Dataset records:
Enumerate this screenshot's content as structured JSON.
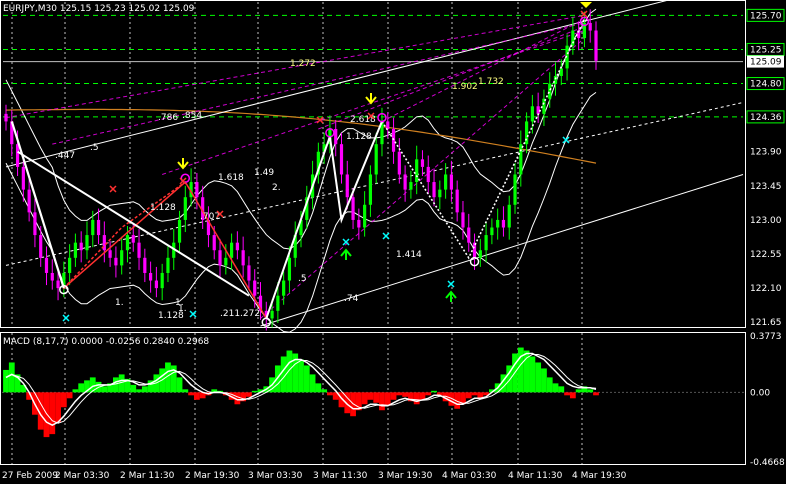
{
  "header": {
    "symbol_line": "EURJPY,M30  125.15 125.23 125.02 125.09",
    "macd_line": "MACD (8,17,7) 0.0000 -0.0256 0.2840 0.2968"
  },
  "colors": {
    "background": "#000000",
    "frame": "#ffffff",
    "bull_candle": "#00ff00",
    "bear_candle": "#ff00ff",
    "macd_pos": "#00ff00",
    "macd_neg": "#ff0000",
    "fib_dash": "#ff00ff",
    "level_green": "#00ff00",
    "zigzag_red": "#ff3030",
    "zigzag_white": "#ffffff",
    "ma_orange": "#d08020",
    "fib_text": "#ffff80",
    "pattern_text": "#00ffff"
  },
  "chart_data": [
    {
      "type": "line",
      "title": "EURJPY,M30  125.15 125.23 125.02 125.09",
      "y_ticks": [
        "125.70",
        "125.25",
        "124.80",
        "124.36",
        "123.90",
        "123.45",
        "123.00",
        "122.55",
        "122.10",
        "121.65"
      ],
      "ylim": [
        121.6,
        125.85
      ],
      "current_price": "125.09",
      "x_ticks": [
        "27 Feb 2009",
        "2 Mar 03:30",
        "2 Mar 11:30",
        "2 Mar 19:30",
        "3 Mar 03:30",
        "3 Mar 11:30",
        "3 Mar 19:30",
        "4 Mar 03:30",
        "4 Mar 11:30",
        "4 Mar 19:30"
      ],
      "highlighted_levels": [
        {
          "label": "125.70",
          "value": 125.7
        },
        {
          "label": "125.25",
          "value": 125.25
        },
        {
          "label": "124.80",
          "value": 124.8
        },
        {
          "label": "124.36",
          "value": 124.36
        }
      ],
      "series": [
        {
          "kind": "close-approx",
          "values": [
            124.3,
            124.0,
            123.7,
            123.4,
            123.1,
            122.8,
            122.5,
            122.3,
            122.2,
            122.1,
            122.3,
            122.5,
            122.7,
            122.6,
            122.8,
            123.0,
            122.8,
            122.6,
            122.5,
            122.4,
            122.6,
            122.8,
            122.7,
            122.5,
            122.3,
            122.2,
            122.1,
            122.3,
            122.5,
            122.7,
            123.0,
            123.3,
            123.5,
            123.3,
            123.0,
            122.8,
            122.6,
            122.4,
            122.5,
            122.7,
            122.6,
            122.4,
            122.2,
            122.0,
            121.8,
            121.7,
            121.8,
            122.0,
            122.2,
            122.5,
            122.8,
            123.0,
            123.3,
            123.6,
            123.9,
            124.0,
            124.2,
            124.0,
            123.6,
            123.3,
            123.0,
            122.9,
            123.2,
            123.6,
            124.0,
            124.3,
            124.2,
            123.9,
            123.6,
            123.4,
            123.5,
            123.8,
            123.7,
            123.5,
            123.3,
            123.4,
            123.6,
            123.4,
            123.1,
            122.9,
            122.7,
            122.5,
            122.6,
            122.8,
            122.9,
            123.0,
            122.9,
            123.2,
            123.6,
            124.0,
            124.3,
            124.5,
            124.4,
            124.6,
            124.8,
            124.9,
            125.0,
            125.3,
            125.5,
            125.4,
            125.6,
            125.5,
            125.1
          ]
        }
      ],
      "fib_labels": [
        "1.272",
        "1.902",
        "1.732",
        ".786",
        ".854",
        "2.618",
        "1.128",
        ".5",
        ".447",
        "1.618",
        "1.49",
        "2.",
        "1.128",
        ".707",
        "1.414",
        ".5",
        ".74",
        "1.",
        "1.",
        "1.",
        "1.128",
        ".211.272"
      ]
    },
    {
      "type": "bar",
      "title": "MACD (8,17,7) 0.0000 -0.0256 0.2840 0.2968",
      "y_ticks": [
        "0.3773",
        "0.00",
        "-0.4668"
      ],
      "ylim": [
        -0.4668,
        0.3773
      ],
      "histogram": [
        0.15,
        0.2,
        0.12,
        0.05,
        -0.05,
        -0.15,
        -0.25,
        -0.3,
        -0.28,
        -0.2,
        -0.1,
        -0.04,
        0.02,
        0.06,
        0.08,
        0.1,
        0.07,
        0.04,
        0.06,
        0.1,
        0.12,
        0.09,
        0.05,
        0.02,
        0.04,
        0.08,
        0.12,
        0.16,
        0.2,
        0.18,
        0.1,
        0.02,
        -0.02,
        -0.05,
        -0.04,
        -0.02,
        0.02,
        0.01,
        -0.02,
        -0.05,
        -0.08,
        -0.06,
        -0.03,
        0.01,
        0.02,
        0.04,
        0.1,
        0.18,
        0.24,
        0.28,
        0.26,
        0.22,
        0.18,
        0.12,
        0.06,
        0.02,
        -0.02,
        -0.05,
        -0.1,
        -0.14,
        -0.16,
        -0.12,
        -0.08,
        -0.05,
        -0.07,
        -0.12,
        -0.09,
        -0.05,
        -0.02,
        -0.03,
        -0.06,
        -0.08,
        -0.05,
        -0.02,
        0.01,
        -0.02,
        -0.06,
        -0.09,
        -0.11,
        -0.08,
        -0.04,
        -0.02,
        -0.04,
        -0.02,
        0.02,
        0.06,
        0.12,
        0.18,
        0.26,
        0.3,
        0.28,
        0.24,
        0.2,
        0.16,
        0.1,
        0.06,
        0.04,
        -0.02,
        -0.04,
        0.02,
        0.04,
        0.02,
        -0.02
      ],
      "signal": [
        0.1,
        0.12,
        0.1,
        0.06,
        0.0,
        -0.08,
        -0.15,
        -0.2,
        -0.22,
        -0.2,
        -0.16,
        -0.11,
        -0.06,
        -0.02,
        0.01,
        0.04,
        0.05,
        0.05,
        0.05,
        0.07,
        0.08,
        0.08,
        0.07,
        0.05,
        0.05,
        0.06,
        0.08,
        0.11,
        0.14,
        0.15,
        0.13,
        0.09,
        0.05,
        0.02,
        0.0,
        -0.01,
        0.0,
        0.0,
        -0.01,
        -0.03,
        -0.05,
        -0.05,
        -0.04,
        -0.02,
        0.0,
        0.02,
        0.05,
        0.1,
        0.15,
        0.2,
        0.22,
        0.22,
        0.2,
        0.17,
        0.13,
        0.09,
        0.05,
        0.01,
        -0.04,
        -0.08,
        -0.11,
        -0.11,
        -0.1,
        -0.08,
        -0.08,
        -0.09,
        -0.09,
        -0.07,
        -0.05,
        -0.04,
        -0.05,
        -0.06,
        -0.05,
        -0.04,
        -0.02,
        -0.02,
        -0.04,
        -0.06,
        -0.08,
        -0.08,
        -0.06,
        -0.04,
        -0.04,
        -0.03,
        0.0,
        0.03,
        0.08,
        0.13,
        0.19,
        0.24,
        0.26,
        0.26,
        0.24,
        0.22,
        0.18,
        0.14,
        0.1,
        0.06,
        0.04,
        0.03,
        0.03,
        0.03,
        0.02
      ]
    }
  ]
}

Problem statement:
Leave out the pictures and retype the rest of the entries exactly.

Solution for this task:
Enumerate this screenshot's content as structured JSON.
{
  "header": {
    "symbol_line": "EURJPY,M30  125.15 125.23 125.02 125.09",
    "macd_line": "MACD (8,17,7) 0.0000 -0.0256 0.2840 0.2968"
  },
  "colors": {
    "background": "#000000",
    "frame": "#ffffff",
    "bull_candle": "#00ff00",
    "bear_candle": "#ff00ff",
    "macd_pos": "#00ff00",
    "macd_neg": "#ff0000",
    "fib_dash": "#ff00ff",
    "level_green": "#00ff00",
    "zigzag_red": "#ff3030",
    "zigzag_white": "#ffffff",
    "ma_orange": "#d08020",
    "fib_text": "#ffff80",
    "pattern_text": "#00ffff"
  },
  "chart_data": [
    {
      "type": "line",
      "title": "EURJPY,M30  125.15 125.23 125.02 125.09",
      "y_ticks": [
        "125.70",
        "125.25",
        "124.80",
        "124.36",
        "123.90",
        "123.45",
        "123.00",
        "122.55",
        "122.10",
        "121.65"
      ],
      "ylim": [
        121.6,
        125.85
      ],
      "current_price": "125.09",
      "x_ticks": [
        "27 Feb 2009",
        "2 Mar 03:30",
        "2 Mar 11:30",
        "2 Mar 19:30",
        "3 Mar 03:30",
        "3 Mar 11:30",
        "3 Mar 19:30",
        "4 Mar 03:30",
        "4 Mar 11:30",
        "4 Mar 19:30"
      ],
      "highlighted_levels": [
        {
          "label": "125.70",
          "value": 125.7
        },
        {
          "label": "125.25",
          "value": 125.25
        },
        {
          "label": "124.80",
          "value": 124.8
        },
        {
          "label": "124.36",
          "value": 124.36
        }
      ],
      "series": [
        {
          "kind": "close-approx",
          "values": [
            124.3,
            124.0,
            123.7,
            123.4,
            123.1,
            122.8,
            122.5,
            122.3,
            122.2,
            122.1,
            122.3,
            122.5,
            122.7,
            122.6,
            122.8,
            123.0,
            122.8,
            122.6,
            122.5,
            122.4,
            122.6,
            122.8,
            122.7,
            122.5,
            122.3,
            122.2,
            122.1,
            122.3,
            122.5,
            122.7,
            123.0,
            123.3,
            123.5,
            123.3,
            123.0,
            122.8,
            122.6,
            122.4,
            122.5,
            122.7,
            122.6,
            122.4,
            122.2,
            122.0,
            121.8,
            121.7,
            121.8,
            122.0,
            122.2,
            122.5,
            122.8,
            123.0,
            123.3,
            123.6,
            123.9,
            124.0,
            124.2,
            124.0,
            123.6,
            123.3,
            123.0,
            122.9,
            123.2,
            123.6,
            124.0,
            124.3,
            124.2,
            123.9,
            123.6,
            123.4,
            123.5,
            123.8,
            123.7,
            123.5,
            123.3,
            123.4,
            123.6,
            123.4,
            123.1,
            122.9,
            122.7,
            122.5,
            122.6,
            122.8,
            122.9,
            123.0,
            122.9,
            123.2,
            123.6,
            124.0,
            124.3,
            124.5,
            124.4,
            124.6,
            124.8,
            124.9,
            125.0,
            125.3,
            125.5,
            125.4,
            125.6,
            125.5,
            125.1
          ]
        }
      ],
      "fib_labels": [
        "1.272",
        "1.902",
        "1.732",
        ".786",
        ".854",
        "2.618",
        "1.128",
        ".5",
        ".447",
        "1.618",
        "1.49",
        "2.",
        "1.128",
        ".707",
        "1.414",
        ".5",
        ".74",
        "1.",
        "1.",
        "1.",
        "1.128",
        ".211.272"
      ]
    },
    {
      "type": "bar",
      "title": "MACD (8,17,7) 0.0000 -0.0256 0.2840 0.2968",
      "y_ticks": [
        "0.3773",
        "0.00",
        "-0.4668"
      ],
      "ylim": [
        -0.4668,
        0.3773
      ],
      "histogram": [
        0.15,
        0.2,
        0.12,
        0.05,
        -0.05,
        -0.15,
        -0.25,
        -0.3,
        -0.28,
        -0.2,
        -0.1,
        -0.04,
        0.02,
        0.06,
        0.08,
        0.1,
        0.07,
        0.04,
        0.06,
        0.1,
        0.12,
        0.09,
        0.05,
        0.02,
        0.04,
        0.08,
        0.12,
        0.16,
        0.2,
        0.18,
        0.1,
        0.02,
        -0.02,
        -0.05,
        -0.04,
        -0.02,
        0.02,
        0.01,
        -0.02,
        -0.05,
        -0.08,
        -0.06,
        -0.03,
        0.01,
        0.02,
        0.04,
        0.1,
        0.18,
        0.24,
        0.28,
        0.26,
        0.22,
        0.18,
        0.12,
        0.06,
        0.02,
        -0.02,
        -0.05,
        -0.1,
        -0.14,
        -0.16,
        -0.12,
        -0.08,
        -0.05,
        -0.07,
        -0.12,
        -0.09,
        -0.05,
        -0.02,
        -0.03,
        -0.06,
        -0.08,
        -0.05,
        -0.02,
        0.01,
        -0.02,
        -0.06,
        -0.09,
        -0.11,
        -0.08,
        -0.04,
        -0.02,
        -0.04,
        -0.02,
        0.02,
        0.06,
        0.12,
        0.18,
        0.26,
        0.3,
        0.28,
        0.24,
        0.2,
        0.16,
        0.1,
        0.06,
        0.04,
        -0.02,
        -0.04,
        0.02,
        0.04,
        0.02,
        -0.02
      ],
      "signal": [
        0.1,
        0.12,
        0.1,
        0.06,
        0.0,
        -0.08,
        -0.15,
        -0.2,
        -0.22,
        -0.2,
        -0.16,
        -0.11,
        -0.06,
        -0.02,
        0.01,
        0.04,
        0.05,
        0.05,
        0.05,
        0.07,
        0.08,
        0.08,
        0.07,
        0.05,
        0.05,
        0.06,
        0.08,
        0.11,
        0.14,
        0.15,
        0.13,
        0.09,
        0.05,
        0.02,
        0.0,
        -0.01,
        0.0,
        0.0,
        -0.01,
        -0.03,
        -0.05,
        -0.05,
        -0.04,
        -0.02,
        0.0,
        0.02,
        0.05,
        0.1,
        0.15,
        0.2,
        0.22,
        0.22,
        0.2,
        0.17,
        0.13,
        0.09,
        0.05,
        0.01,
        -0.04,
        -0.08,
        -0.11,
        -0.11,
        -0.1,
        -0.08,
        -0.08,
        -0.09,
        -0.09,
        -0.07,
        -0.05,
        -0.04,
        -0.05,
        -0.06,
        -0.05,
        -0.04,
        -0.02,
        -0.02,
        -0.04,
        -0.06,
        -0.08,
        -0.08,
        -0.06,
        -0.04,
        -0.04,
        -0.03,
        0.0,
        0.03,
        0.08,
        0.13,
        0.19,
        0.24,
        0.26,
        0.26,
        0.24,
        0.22,
        0.18,
        0.14,
        0.1,
        0.06,
        0.04,
        0.03,
        0.03,
        0.03,
        0.02
      ]
    }
  ]
}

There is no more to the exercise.